Scott Howard-Cooper, NBA.com: It should make Houston fans think McHale can talk Coachspeak. And probably a little nervous. Barring rare circumstances, where the back up is one of the best reserves in the league, having two starters means a team does not have one good enough to win the job. That’s not a good thing. Coaches aren’t going to say that, so the reaction is to heap praise on both candidates.
John Schuhmann, NBA.com: Depth is important, so to have two competent point guards is a good thing, especially when you have an offensive system that thrives on quality perimeter players moving the ball and spacing the floor. The Rockets’ best lineup could be with both point guards on the floor together, James Harden and Chandler Parsons at the forward spots, and Dwight Howard in the middle. Beverley will need to knock down threes, but that unit could take the pace-and-space style to a new level.
Sekou Smith, NBA.com: Rockets fans should be pleased that Daryl Morey and Kevin McHale have fortified a position of extreme importance with two players more than capable of handling the responsibility. If you need to know how important is to have a solid two-deep at point guard just ask the Oklahoma City Thunder, Chicago Bulls or Boston Celtics. They lost All-Stars at the position, superstars really, and saw their seasons altered as a result of the likes of Russell Westbrook, Derrick Rose and Rajon Rondo being lost for either the entirety or the remainder of their respective seasons. There was never a guarantee that Jeremy Lin was going to be the player who inspired Linsanity on a nightly basis for the duration of his career, so the Rockets are doing the right thing by using Beverley as both a motivator and security blanket for Lin. This isn’t like football, where the two-quarterback system often means you don’t have one that you can truly rely on. The Rockets needs both of their point guards to be ready to play at the highest level.
Lang Whitaker, NBA.com’s All Ball blog: Don’t worry, be happy. Are they supposed to be wary of a point guard controversy? Having two starting point guards on your roster is probably a good thing — you want as much talent available as possible, don’t you? — but only one of them can actually start. The old trope that “it’s not who starts, it’s who finishes” seems perfectly applicable here. I’m sure McHale will mix and match these guys according to match-ups and situations, although Lin’s improved 3-point shooting so far this season would seem to be making quite a case to stay on the court as much as possible.

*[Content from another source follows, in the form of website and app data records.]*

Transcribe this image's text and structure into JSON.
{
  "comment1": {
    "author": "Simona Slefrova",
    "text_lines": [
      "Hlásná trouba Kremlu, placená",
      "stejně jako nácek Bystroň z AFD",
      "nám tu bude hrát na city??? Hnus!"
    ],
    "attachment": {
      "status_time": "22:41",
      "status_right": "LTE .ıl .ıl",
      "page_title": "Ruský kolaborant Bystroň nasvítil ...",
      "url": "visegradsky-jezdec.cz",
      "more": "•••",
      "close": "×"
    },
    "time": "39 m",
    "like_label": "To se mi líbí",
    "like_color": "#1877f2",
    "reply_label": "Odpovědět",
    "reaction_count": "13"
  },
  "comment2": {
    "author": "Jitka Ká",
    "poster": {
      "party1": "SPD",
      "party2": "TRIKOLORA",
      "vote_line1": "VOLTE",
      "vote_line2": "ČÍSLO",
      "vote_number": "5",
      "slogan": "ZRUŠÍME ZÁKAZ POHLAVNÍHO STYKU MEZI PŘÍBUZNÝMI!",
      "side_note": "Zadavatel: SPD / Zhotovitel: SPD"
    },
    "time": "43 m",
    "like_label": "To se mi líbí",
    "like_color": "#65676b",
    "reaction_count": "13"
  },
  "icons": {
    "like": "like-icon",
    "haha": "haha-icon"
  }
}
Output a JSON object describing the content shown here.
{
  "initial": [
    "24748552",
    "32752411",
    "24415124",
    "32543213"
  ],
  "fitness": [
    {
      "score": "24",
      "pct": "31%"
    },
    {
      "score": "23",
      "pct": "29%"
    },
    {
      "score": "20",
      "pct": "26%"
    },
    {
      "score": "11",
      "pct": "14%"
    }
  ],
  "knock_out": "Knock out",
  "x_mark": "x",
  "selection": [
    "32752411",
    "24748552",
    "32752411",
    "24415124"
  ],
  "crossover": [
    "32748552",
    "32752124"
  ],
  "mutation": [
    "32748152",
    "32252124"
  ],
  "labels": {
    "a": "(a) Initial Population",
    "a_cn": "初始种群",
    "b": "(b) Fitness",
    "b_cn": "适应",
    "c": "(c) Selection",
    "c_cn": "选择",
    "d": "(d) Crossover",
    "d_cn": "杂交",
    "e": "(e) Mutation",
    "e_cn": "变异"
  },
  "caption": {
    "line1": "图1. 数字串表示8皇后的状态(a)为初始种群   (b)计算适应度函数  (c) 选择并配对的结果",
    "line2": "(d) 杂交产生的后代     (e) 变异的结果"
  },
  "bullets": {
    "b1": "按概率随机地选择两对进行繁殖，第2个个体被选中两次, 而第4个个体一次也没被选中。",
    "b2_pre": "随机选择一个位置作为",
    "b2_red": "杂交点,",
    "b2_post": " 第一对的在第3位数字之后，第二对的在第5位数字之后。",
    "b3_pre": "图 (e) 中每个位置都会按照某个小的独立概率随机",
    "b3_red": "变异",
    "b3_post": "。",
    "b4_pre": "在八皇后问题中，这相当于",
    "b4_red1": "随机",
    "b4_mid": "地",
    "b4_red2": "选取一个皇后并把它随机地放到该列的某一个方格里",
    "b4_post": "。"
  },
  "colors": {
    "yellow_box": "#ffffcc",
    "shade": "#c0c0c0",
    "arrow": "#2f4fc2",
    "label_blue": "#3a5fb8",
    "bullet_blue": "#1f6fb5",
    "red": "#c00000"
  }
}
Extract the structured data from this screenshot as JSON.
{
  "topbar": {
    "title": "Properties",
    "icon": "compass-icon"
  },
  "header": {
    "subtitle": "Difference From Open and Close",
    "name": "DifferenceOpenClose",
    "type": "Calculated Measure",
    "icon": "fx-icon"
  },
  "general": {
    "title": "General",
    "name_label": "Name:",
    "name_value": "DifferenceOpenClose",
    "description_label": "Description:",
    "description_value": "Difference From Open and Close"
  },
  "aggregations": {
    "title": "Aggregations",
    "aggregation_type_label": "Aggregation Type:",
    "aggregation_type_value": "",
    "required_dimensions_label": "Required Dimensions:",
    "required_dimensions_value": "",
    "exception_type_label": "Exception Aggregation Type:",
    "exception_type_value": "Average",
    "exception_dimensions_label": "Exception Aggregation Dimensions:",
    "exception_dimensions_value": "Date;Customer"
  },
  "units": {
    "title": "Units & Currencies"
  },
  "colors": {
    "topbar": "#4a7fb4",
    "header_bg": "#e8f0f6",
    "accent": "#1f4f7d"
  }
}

Adriano Albuquerque, NBA.com Brasil: Definitely a little nervous. Jeremy Lin is not the greatest defender, and Beverley is not the most explosive or creative guy on offense. None of them seems like an ideal fit to take the court against the likes of Russell Westbrook, Chris Paul, Tony Parker and Steph Curry. Luckily for them, they have one of the best rim protectors in the league, so the Rockets don’t depend so heavily on either of them to be successful on both ends. Lin can distribute and take advantage of defensive breakdowns on the part of Houston’s opponents, and Beverley can stay in front of the ball and get under his man’s skin a little bit when needed, but most of the Rockets’ success or failure will ride on James Harden’s and Dwight Howard’s shoulders.
Hanson Guan, NBA.com China: It’s good news for Rocket fans. Many options are better than none. McHale can choose whether Lin or Beverley starts according to the Rockets’ opponent, giving Houston more tactical choices. Lin is good at shooting and penetrating, and – most impressively to me – can control the tempo of game. Beverly’s different, playing as a physical point guard, especially on the defensive end. That should make up for Lin’s shortcomings. And in fact, the Rockets have three starting point guard, James Harden in the mix, too.